» **Work item**: Your task is to find every line in the records that holds the string "Checkbox" and copy it.

══════════════════════════════

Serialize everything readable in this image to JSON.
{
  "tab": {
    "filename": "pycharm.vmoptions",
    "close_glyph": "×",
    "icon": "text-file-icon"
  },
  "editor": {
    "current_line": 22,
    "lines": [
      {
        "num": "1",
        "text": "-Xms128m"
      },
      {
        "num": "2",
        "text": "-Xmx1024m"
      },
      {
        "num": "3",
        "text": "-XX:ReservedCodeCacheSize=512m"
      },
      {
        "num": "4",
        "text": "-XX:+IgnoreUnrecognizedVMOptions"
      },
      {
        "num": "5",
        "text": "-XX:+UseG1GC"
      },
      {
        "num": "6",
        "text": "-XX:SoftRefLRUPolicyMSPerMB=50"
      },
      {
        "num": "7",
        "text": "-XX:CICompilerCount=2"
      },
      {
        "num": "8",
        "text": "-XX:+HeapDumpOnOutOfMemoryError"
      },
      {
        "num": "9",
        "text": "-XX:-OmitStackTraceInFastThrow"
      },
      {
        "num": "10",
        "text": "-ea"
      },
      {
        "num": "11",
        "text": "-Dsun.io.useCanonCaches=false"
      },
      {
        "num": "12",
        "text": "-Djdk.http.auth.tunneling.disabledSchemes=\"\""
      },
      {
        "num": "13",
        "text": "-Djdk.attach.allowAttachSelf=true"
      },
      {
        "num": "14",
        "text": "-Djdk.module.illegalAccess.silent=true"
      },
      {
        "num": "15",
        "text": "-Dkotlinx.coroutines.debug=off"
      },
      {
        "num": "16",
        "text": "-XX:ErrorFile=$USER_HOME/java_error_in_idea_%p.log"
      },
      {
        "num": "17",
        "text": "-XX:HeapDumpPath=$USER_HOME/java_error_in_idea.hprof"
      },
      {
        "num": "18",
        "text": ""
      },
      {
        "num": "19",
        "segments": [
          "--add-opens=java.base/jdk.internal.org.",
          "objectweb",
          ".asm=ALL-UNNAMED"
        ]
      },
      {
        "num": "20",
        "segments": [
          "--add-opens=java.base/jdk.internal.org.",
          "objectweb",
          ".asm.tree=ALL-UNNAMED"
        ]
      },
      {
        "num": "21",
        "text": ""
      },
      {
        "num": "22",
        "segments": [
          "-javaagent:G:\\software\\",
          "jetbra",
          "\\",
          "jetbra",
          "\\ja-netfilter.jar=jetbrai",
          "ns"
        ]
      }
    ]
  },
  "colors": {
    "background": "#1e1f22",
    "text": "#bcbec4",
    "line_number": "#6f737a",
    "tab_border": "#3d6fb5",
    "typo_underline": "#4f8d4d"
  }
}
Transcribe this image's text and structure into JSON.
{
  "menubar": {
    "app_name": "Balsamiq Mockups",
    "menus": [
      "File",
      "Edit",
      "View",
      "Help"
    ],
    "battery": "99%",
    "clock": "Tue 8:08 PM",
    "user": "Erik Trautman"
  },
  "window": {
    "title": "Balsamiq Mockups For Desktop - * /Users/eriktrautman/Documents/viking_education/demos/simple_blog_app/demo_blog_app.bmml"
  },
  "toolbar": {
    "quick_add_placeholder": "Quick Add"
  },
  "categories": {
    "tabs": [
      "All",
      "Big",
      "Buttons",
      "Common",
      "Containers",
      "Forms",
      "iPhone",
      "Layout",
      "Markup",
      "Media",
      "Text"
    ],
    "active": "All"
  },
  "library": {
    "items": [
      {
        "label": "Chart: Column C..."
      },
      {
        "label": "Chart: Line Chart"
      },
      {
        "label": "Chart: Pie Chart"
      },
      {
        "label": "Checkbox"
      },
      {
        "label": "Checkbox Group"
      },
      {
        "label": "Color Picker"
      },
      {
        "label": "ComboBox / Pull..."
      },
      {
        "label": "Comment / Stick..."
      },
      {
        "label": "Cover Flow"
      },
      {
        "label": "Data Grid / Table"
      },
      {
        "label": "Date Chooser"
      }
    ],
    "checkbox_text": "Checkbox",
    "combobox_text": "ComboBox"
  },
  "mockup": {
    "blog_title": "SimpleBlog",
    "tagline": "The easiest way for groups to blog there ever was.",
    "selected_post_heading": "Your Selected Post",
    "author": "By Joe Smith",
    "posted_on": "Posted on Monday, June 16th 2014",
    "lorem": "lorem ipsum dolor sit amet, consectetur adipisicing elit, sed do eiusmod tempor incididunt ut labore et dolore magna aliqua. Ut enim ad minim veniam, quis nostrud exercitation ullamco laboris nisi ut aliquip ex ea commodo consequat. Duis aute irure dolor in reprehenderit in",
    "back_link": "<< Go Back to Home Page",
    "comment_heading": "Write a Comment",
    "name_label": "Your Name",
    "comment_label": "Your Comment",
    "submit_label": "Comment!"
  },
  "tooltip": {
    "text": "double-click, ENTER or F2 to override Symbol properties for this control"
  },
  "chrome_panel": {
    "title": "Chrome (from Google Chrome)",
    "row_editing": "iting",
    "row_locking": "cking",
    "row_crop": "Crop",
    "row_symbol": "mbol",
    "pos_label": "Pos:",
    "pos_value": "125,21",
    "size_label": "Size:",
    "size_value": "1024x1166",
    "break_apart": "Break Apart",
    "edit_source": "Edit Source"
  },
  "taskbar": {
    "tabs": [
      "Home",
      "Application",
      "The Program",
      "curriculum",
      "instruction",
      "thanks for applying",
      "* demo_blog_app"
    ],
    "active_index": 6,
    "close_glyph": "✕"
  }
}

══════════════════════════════

» **Answer space**:
        "label": "Checkbox"
        "label": "Checkbox Group"
    "checkbox_text": "Checkbox",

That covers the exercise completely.